            For awhile the mower did a good, if not great, job. It was easy to start, easy to adjust, easy to use, the exact opposite of pretty much any government program. Then, one day … it stopped. By which I mean, by itself. By which I mean, it wouldn’t start again.
            And yes, I did aggravate my tendonitis trying.
            I’m not sure why this surprised me. If my life was a sitcom I’d be Gilligan, or Tim Taylor on a bad day. If I was a kid’s show, my motto would be: “Can we do it? NO!
            Still, I’m forever the cockeyed optimist, assuming that expression means you should accept defeat, but won’t. With the conservative lawn mower gone (and suddenly I missed it), I put the backup to work: an electric mower I inherited from my grandmother, tiny and unadjustable. The mower, not my grandmother. It was built, apparently, for people who scalped their yards like the villains in an old western. I call it “General Custer”.
            Every now and then I’d mess with the new mower, which mostly consisted of yelling at it, shaking it around, and begging. Then I’d pull the cord a few hundred times, give up, and get out the extension cord.

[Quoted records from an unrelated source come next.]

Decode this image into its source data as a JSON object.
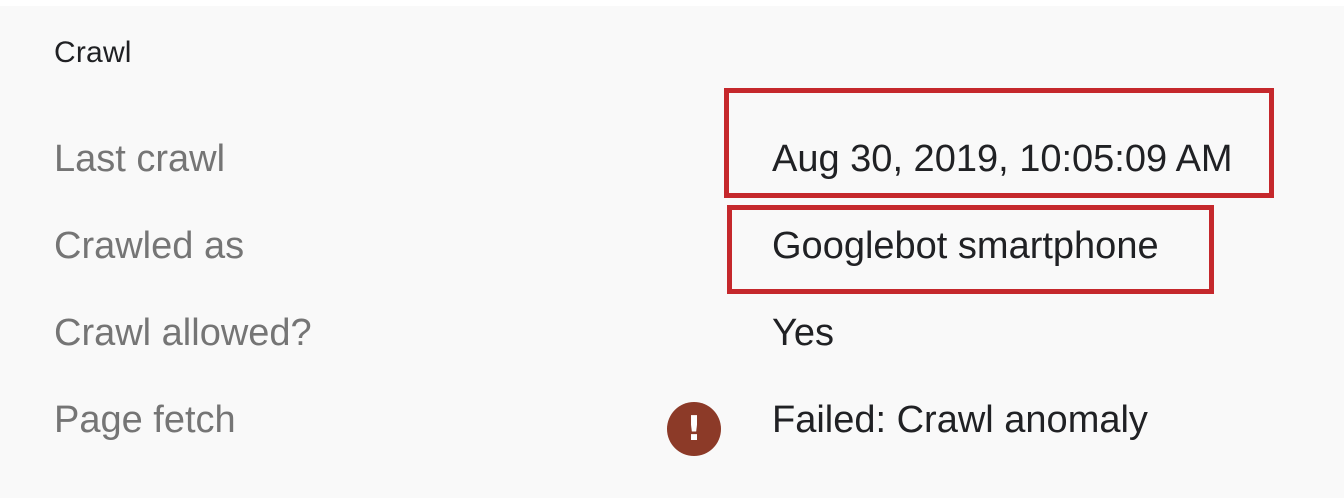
{
  "section": {
    "title": "Crawl"
  },
  "rows": [
    {
      "label": "Last crawl",
      "value": "Aug 30, 2019, 10:05:09 AM"
    },
    {
      "label": "Crawled as",
      "value": "Googlebot smartphone"
    },
    {
      "label": "Crawl allowed?",
      "value": "Yes"
    },
    {
      "label": "Page fetch",
      "value": "Failed: Crawl anomaly",
      "status_icon": "error-icon"
    }
  ],
  "colors": {
    "highlight": "#c5282c",
    "error_icon": "#8c3a28",
    "label_text": "#757575",
    "value_text": "#202124",
    "background": "#f9f9f9"
  },
  "icons": {
    "error_glyph": "!"
  }
}
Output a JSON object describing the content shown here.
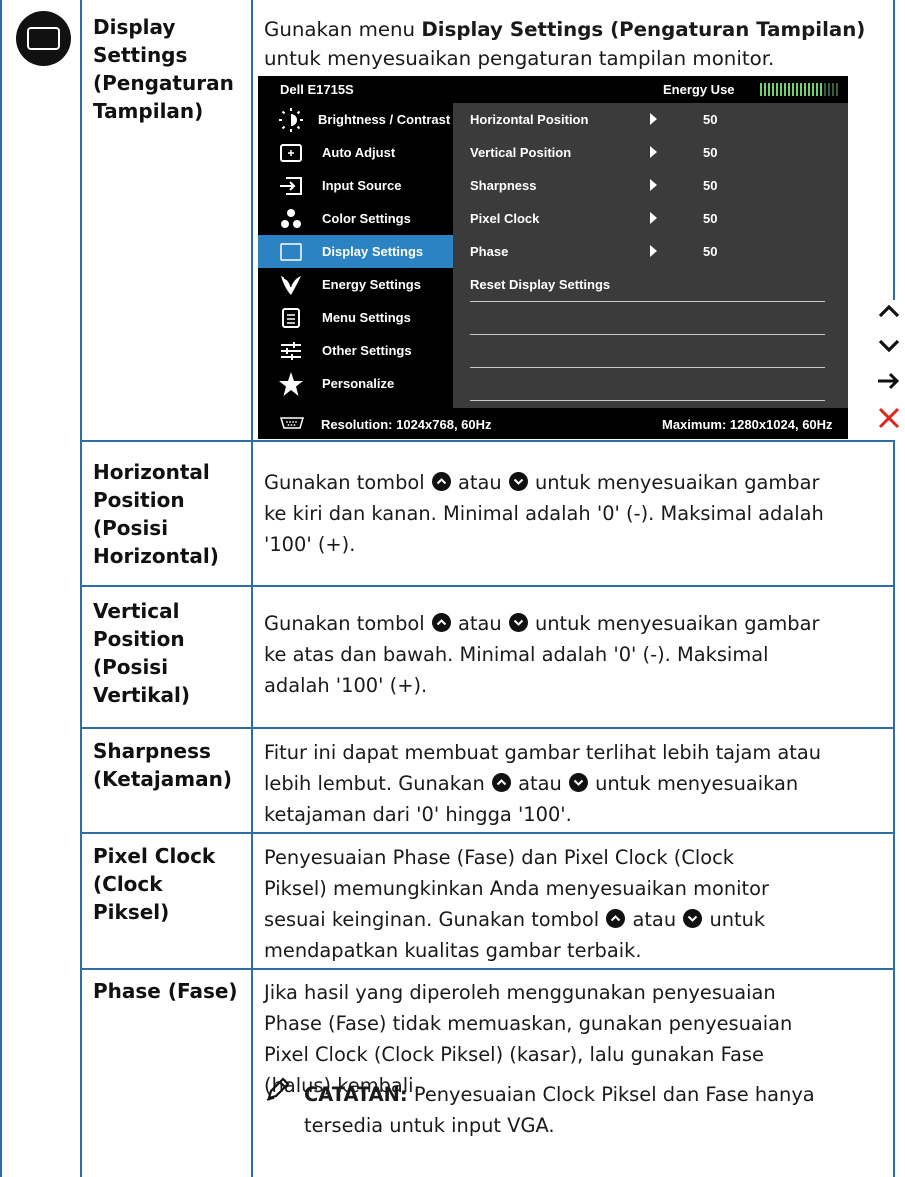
{
  "rows": [
    {
      "label": "Display Settings (Pengaturan Tampilan)",
      "label_lines": [
        "Display",
        "Settings",
        "(Pengaturan",
        "Tampilan)"
      ],
      "desc_pre": "Gunakan menu ",
      "desc_bold": "Display Settings (Pengaturan Tampilan)",
      "desc_post": " untuk menyesuaikan pengaturan tampilan monitor."
    },
    {
      "label_lines": [
        "Horizontal",
        "Position",
        "(Posisi",
        "Horizontal)"
      ],
      "desc_lines": [
        "Gunakan tombol {up} atau {down} untuk menyesuaikan gambar",
        "ke kiri dan kanan. Minimal adalah '0' (-). Maksimal adalah",
        "'100' (+)."
      ]
    },
    {
      "label_lines": [
        "Vertical",
        "Position",
        "(Posisi",
        "Vertikal)"
      ],
      "desc_lines": [
        "Gunakan tombol {up} atau {down} untuk menyesuaikan gambar",
        "ke atas dan bawah. Minimal adalah '0' (-). Maksimal",
        "adalah '100' (+)."
      ]
    },
    {
      "label_lines": [
        "Sharpness",
        "(Ketajaman)"
      ],
      "desc_lines": [
        "Fitur ini dapat membuat gambar terlihat lebih tajam atau",
        "lebih lembut. Gunakan {up} atau {down} untuk menyesuaikan",
        "ketajaman dari '0' hingga '100'."
      ]
    },
    {
      "label_lines": [
        "Pixel Clock",
        "(Clock",
        "Piksel)"
      ],
      "desc_lines": [
        "Penyesuaian Phase (Fase) dan Pixel Clock (Clock",
        "Piksel) memungkinkan Anda menyesuaikan monitor",
        "sesuai keinginan. Gunakan tombol {up} atau {down} untuk",
        "mendapatkan kualitas gambar terbaik."
      ]
    },
    {
      "label_lines": [
        "Phase (Fase)"
      ],
      "desc_lines": [
        "Jika hasil yang diperoleh menggunakan penyesuaian",
        "Phase (Fase) tidak memuaskan, gunakan penyesuaian",
        "Pixel Clock (Clock Piksel) (kasar), lalu gunakan Fase",
        "(halus) kembali."
      ],
      "note_label": "CATATAN:",
      "note_lines": [
        " Penyesuaian Clock Piksel dan Fase hanya",
        "tersedia untuk input VGA."
      ]
    }
  ],
  "osd": {
    "model": "Dell E1715S",
    "energy_label": "Energy Use",
    "energy_level": 0.78,
    "menu": [
      {
        "label": "Brightness / Contrast",
        "icon": "brightness-icon"
      },
      {
        "label": "Auto Adjust",
        "icon": "auto-adjust-icon"
      },
      {
        "label": "Input Source",
        "icon": "input-source-icon"
      },
      {
        "label": "Color Settings",
        "icon": "color-settings-icon"
      },
      {
        "label": "Display Settings",
        "icon": "display-settings-icon",
        "active": true
      },
      {
        "label": "Energy Settings",
        "icon": "energy-settings-icon"
      },
      {
        "label": "Menu Settings",
        "icon": "menu-settings-icon"
      },
      {
        "label": "Other Settings",
        "icon": "other-settings-icon"
      },
      {
        "label": "Personalize",
        "icon": "personalize-icon"
      }
    ],
    "submenu": [
      {
        "label": "Horizontal Position",
        "value": "50"
      },
      {
        "label": "Vertical Position",
        "value": "50"
      },
      {
        "label": "Sharpness",
        "value": "50"
      },
      {
        "label": "Pixel Clock",
        "value": "50"
      },
      {
        "label": "Phase",
        "value": "50"
      },
      {
        "label": "Reset Display Settings",
        "value": ""
      }
    ],
    "resolution": "Resolution: 1024x768, 60Hz",
    "maximum": "Maximum: 1280x1024, 60Hz"
  },
  "side_buttons": [
    "up-arrow-icon",
    "down-arrow-icon",
    "right-arrow-icon",
    "close-icon"
  ],
  "colors": {
    "border": "#2b6fa6",
    "highlight": "#2b83c3",
    "close": "#e0261b",
    "energy": "#6fd36f"
  }
}
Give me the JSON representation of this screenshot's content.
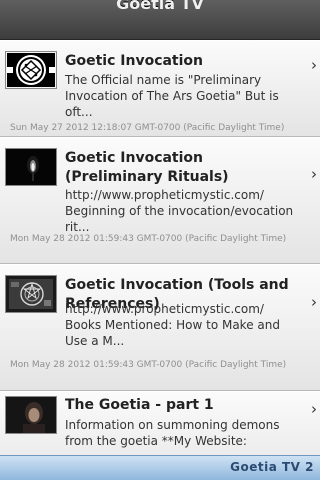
{
  "header": {
    "title": "Goetia TV"
  },
  "items": [
    {
      "title": "Goetic Invocation",
      "description": "The Official name is \"Preliminary Invocation of The Ars Goetia\" But is oft...",
      "date": "Sun May 27 2012 12:18:07 GMT-0700 (Pacific Daylight Time)",
      "thumbnail_icon": "sigil-thumbnail"
    },
    {
      "title": "Goetic Invocation (Preliminary Rituals)",
      "description": "http://www.propheticmystic.com/\nBeginning of the invocation/evocation rit...",
      "date": "Mon May 28 2012 01:59:43 GMT-0700 (Pacific Daylight Time)",
      "thumbnail_icon": "candle-thumbnail"
    },
    {
      "title": "Goetic Invocation (Tools and References)",
      "description": "http://www.propheticmystic.com/\nBooks Mentioned: How to Make and Use a M...",
      "date": "Mon May 28 2012 01:59:43 GMT-0700 (Pacific Daylight Time)",
      "thumbnail_icon": "circle-diagram-thumbnail"
    },
    {
      "title": "The Goetia - part 1",
      "description": "Information on summoning demons from the goetia **My Website:",
      "date": "",
      "thumbnail_icon": "person-thumbnail"
    }
  ],
  "footer": {
    "link_label": "Goetia TV 2"
  },
  "colors": {
    "header_bg": "#4a4a4a",
    "footer_bg": "#a9c9e8",
    "footer_text": "#2c4b73"
  }
}
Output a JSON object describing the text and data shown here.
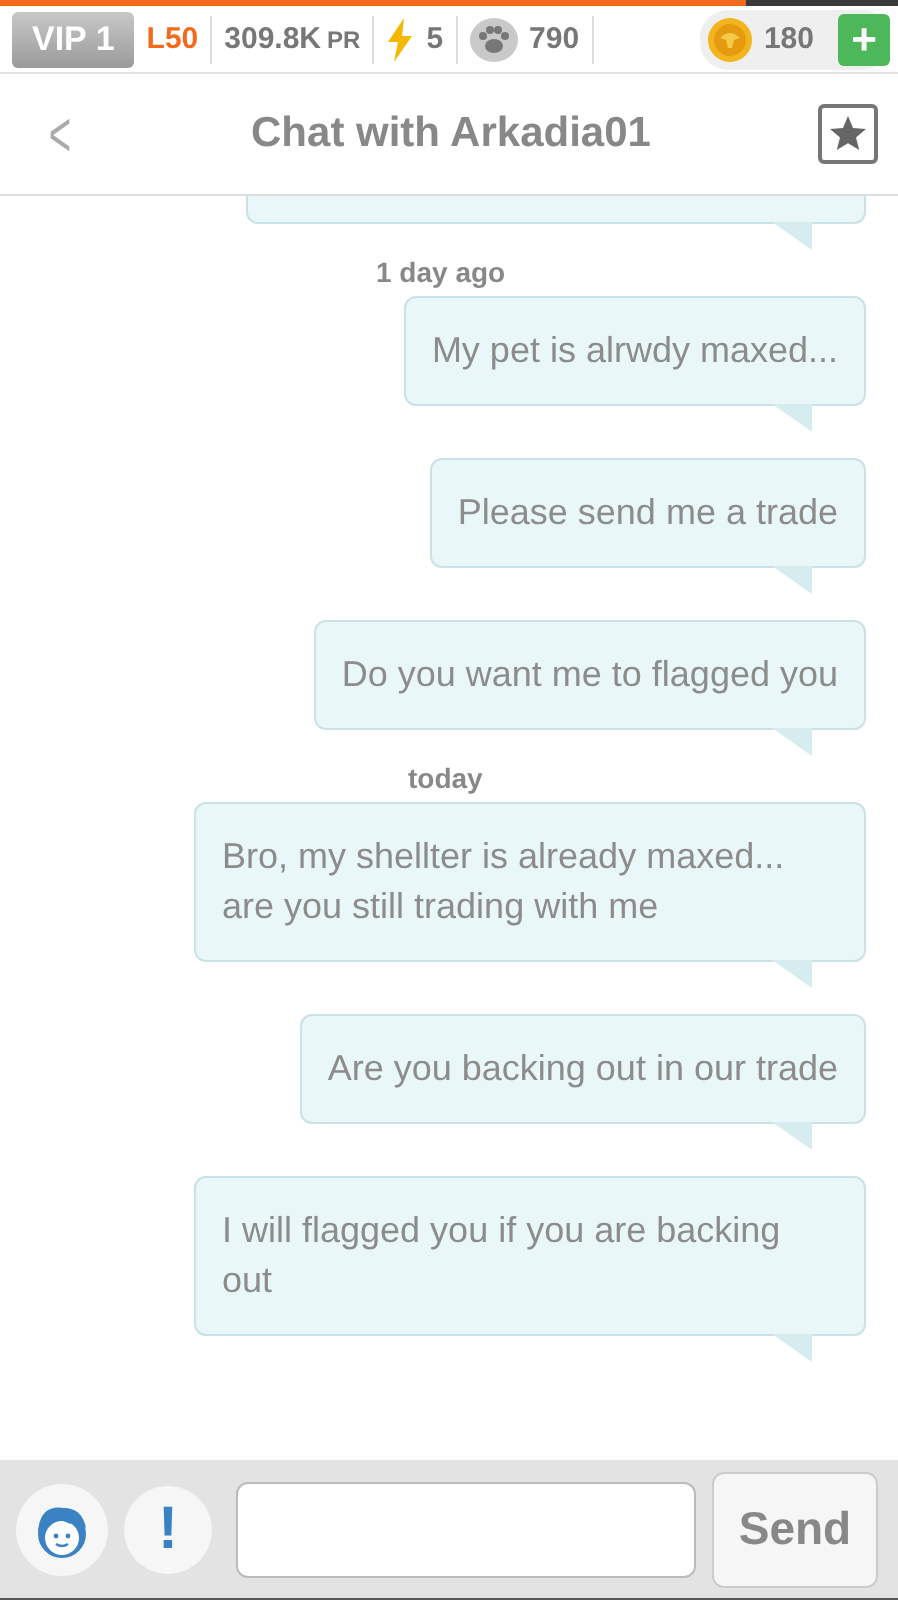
{
  "xp_bar": {
    "level": 0.83
  },
  "status_bar": {
    "vip": "VIP 1",
    "level_text": "L50",
    "pr_value": "309.8K",
    "pr_unit": "PR",
    "energy": "5",
    "paws": "790",
    "coins": "180",
    "add_button": "+"
  },
  "header": {
    "back": "<",
    "title": "Chat with Arkadia01"
  },
  "previous_message_visible": true,
  "messages": [
    {
      "kind": "time",
      "text": "1 day ago"
    },
    {
      "kind": "message",
      "text": "My pet is alrwdy maxed..."
    },
    {
      "kind": "message",
      "text": "Please send me a trade"
    },
    {
      "kind": "message",
      "text": "Do you want me to flagged you"
    },
    {
      "kind": "time",
      "text": "today"
    },
    {
      "kind": "message",
      "text": "Bro, my shellter is already maxed... are you still trading with me"
    },
    {
      "kind": "message",
      "text": "Are you backing out in our trade"
    },
    {
      "kind": "message",
      "text": "I will flagged you if you are backing out"
    }
  ],
  "composer": {
    "report": "!",
    "send": "Send"
  }
}
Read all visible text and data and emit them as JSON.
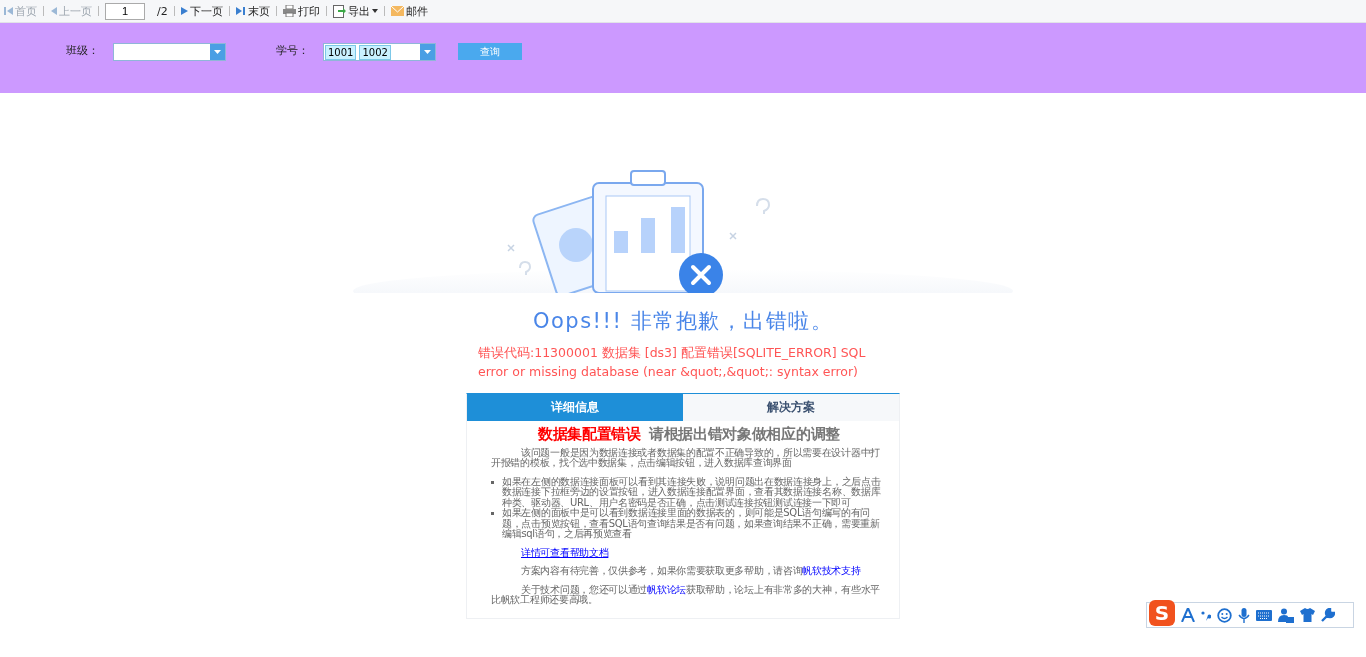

            Then I got lucky: Emily and I both became seriously ill, and had an excuse not to mow the lawn for three weeks. Well, lucky is relative.
            Once back on my feet, I realized the electric mower would be helpless against the forest of weeds that now snapped at my knees. I would give the new mower one more try, then give up and take it back—in other words, I’d do exactly what I should have done a month earlier.
            Not knowing what else to do, I drained the gas tank, filled it back up, took off the spark plug, put it back on, and pulled the start cord.
            The mower started. In fact, it purred like a guided-dander-armed cat.
            I can now take credit for “fixing” my new lawn mower, even though I did absolutely nothing that should have had an effect on it. It’s not often I fix something, but when I do … that’s exactly how it works.